## What needs to be done:
Once you have read the records, output them exactly.

▬▬▬▬▬▬▬▬▬▬

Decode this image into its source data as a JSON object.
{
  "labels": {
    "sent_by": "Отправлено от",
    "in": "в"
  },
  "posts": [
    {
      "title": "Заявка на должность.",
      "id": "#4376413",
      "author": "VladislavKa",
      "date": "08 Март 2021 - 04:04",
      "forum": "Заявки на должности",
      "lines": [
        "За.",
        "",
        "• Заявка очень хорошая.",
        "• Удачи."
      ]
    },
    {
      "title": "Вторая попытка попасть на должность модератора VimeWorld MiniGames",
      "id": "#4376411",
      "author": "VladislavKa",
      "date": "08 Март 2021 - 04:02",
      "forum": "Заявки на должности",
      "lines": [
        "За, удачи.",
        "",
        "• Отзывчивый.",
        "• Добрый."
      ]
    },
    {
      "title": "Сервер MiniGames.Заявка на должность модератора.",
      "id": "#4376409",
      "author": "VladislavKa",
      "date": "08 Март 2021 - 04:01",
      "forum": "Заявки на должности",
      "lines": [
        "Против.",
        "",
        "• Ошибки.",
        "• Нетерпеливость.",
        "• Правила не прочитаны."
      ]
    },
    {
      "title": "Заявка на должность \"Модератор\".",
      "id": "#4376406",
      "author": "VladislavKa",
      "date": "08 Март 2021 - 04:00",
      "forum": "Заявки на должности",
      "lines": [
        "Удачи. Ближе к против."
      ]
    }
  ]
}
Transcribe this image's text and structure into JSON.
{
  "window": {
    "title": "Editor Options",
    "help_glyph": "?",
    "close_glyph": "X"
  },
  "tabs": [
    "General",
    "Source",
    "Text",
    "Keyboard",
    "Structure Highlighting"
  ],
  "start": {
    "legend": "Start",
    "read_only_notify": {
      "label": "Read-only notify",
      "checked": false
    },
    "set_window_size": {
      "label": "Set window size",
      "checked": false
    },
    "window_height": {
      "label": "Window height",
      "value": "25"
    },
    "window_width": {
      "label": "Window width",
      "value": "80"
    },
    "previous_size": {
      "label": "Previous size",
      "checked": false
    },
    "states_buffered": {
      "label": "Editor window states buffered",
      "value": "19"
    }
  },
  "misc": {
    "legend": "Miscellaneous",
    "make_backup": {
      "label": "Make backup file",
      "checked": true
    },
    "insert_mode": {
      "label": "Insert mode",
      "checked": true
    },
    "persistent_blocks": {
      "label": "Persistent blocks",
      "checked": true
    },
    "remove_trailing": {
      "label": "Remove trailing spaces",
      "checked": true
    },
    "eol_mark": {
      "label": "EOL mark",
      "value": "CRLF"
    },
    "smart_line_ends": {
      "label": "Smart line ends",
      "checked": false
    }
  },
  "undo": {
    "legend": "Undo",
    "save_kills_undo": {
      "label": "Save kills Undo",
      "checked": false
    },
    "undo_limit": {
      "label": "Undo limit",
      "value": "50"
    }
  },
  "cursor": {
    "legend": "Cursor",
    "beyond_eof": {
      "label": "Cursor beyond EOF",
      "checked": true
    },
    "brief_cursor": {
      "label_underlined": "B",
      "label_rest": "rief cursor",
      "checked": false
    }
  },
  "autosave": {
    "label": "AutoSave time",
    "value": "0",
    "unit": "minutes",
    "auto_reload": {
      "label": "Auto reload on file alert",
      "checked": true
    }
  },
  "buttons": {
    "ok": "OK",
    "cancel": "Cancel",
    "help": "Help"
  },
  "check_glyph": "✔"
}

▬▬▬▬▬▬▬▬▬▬

## Written response:
Decode this image into its source data as a JSON object.
{
  "labels": {
    "sent_by": "Отправлено от",
    "in": "в"
  },
  "posts": [
    {
      "title": "Заявка на должность.",
      "id": "#4376413",
      "author": "VladislavKa",
      "date": "08 Март 2021 - 04:04",
      "forum": "Заявки на должности",
      "lines": [
        "За.",
        "",
        "• Заявка очень хорошая.",
        "• Удачи."
      ]
    },
    {
      "title": "Вторая попытка попасть на должность модератора VimeWorld MiniGames",
      "id": "#4376411",
      "author": "VladislavKa",
      "date": "08 Март 2021 - 04:02",
      "forum": "Заявки на должности",
      "lines": [
        "За, удачи.",
        "",
        "• Отзывчивый.",
        "• Добрый."
      ]
    },
    {
      "title": "Сервер MiniGames.Заявка на должность модератора.",
      "id": "#4376409",
      "author": "VladislavKa",
      "date": "08 Март 2021 - 04:01",
      "forum": "Заявки на должности",
      "lines": [
        "Против.",
        "",
        "• Ошибки.",
        "• Нетерпеливость.",
        "• Правила не прочитаны."
      ]
    },
    {
      "title": "Заявка на должность \"Модератор\".",
      "id": "#4376406",
      "author": "VladislavKa",
      "date": "08 Март 2021 - 04:00",
      "forum": "Заявки на должности",
      "lines": [
        "Удачи. Ближе к против."
      ]
    }
  ]
}
Transcribe this image's text and structure into JSON.
{
  "window": {
    "title": "Editor Options",
    "help_glyph": "?",
    "close_glyph": "X"
  },
  "tabs": [
    "General",
    "Source",
    "Text",
    "Keyboard",
    "Structure Highlighting"
  ],
  "start": {
    "legend": "Start",
    "read_only_notify": {
      "label": "Read-only notify",
      "checked": false
    },
    "set_window_size": {
      "label": "Set window size",
      "checked": false
    },
    "window_height": {
      "label": "Window height",
      "value": "25"
    },
    "window_width": {
      "label": "Window width",
      "value": "80"
    },
    "previous_size": {
      "label": "Previous size",
      "checked": false
    },
    "states_buffered": {
      "label": "Editor window states buffered",
      "value": "19"
    }
  },
  "misc": {
    "legend": "Miscellaneous",
    "make_backup": {
      "label": "Make backup file",
      "checked": true
    },
    "insert_mode": {
      "label": "Insert mode",
      "checked": true
    },
    "persistent_blocks": {
      "label": "Persistent blocks",
      "checked": true
    },
    "remove_trailing": {
      "label": "Remove trailing spaces",
      "checked": true
    },
    "eol_mark": {
      "label": "EOL mark",
      "value": "CRLF"
    },
    "smart_line_ends": {
      "label": "Smart line ends",
      "checked": false
    }
  },
  "undo": {
    "legend": "Undo",
    "save_kills_undo": {
      "label": "Save kills Undo",
      "checked": false
    },
    "undo_limit": {
      "label": "Undo limit",
      "value": "50"
    }
  },
  "cursor": {
    "legend": "Cursor",
    "beyond_eof": {
      "label": "Cursor beyond EOF",
      "checked": true
    },
    "brief_cursor": {
      "label_underlined": "B",
      "label_rest": "rief cursor",
      "checked": false
    }
  },
  "autosave": {
    "label": "AutoSave time",
    "value": "0",
    "unit": "minutes",
    "auto_reload": {
      "label": "Auto reload on file alert",
      "checked": true
    }
  },
  "buttons": {
    "ok": "OK",
    "cancel": "Cancel",
    "help": "Help"
  },
  "check_glyph": "✔"
}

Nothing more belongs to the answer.